§ WHAT TO DO
Check every line of the data below for "Gestión". Copy each one that has it.

Records from a collection:
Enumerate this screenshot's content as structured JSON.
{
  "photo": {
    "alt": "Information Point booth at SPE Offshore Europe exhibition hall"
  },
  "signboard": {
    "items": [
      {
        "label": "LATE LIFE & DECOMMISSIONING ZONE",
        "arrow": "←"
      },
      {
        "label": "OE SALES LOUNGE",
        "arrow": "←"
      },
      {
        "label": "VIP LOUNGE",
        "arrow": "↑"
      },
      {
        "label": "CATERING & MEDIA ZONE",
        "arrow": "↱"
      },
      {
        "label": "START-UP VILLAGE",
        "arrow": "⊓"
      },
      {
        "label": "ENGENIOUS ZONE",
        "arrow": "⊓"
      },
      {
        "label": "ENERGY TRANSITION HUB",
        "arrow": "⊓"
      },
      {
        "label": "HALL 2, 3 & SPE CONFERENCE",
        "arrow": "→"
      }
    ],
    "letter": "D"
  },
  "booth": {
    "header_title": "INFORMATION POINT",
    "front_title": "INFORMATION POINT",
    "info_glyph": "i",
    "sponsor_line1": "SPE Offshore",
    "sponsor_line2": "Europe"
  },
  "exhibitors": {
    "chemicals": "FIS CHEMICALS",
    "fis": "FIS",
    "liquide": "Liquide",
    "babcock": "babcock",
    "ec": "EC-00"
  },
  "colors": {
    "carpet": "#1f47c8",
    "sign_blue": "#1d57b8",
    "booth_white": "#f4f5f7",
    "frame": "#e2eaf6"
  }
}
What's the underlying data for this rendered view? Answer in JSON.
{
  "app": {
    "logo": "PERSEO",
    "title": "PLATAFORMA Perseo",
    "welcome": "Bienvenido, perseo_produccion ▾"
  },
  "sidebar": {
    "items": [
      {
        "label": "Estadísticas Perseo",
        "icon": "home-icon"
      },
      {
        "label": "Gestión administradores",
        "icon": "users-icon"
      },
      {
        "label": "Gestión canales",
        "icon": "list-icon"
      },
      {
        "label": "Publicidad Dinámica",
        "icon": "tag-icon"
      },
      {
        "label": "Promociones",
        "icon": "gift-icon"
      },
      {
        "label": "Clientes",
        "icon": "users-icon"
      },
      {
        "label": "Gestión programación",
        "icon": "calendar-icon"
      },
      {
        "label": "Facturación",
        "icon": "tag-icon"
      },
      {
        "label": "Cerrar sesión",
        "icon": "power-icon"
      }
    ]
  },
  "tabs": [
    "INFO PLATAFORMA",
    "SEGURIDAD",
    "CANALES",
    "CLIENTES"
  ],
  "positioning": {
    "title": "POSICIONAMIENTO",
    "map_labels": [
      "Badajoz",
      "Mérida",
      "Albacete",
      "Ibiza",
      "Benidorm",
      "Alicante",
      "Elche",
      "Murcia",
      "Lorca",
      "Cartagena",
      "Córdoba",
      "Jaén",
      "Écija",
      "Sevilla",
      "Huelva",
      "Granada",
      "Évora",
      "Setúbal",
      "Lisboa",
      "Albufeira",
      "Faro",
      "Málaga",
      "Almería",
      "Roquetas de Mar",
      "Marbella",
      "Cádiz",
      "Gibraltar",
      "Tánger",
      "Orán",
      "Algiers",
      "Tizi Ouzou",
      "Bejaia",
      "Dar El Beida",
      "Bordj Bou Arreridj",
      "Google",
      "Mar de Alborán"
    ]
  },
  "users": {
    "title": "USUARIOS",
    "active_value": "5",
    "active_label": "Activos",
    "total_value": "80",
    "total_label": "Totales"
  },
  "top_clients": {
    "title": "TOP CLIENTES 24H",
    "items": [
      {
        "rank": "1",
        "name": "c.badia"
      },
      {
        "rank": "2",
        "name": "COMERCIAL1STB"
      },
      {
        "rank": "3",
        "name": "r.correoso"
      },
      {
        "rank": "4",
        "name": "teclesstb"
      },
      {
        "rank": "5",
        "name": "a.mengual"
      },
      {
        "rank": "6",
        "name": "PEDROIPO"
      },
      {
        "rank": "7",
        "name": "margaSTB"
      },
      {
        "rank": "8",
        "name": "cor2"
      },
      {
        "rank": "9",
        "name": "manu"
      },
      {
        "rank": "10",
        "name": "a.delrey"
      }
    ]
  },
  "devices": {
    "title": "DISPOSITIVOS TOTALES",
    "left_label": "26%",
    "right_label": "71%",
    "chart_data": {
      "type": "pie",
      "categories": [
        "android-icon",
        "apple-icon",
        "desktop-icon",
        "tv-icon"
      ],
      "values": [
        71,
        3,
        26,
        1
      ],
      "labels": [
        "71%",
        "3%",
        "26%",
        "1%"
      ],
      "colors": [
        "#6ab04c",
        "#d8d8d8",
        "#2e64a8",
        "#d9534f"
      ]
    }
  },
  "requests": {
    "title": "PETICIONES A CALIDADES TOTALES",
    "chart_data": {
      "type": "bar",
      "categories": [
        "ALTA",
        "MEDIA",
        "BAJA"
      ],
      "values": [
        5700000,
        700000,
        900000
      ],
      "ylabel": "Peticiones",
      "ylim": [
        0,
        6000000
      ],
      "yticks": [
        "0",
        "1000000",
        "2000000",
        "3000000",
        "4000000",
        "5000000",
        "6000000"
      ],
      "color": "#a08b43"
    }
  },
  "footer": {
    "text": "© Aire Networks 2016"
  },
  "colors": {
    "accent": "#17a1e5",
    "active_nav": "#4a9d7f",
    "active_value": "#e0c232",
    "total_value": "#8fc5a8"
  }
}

§ EXPECTED OUTPUT
        "label": "Gestión administradores",
        "label": "Gestión canales",
        "label": "Gestión programación",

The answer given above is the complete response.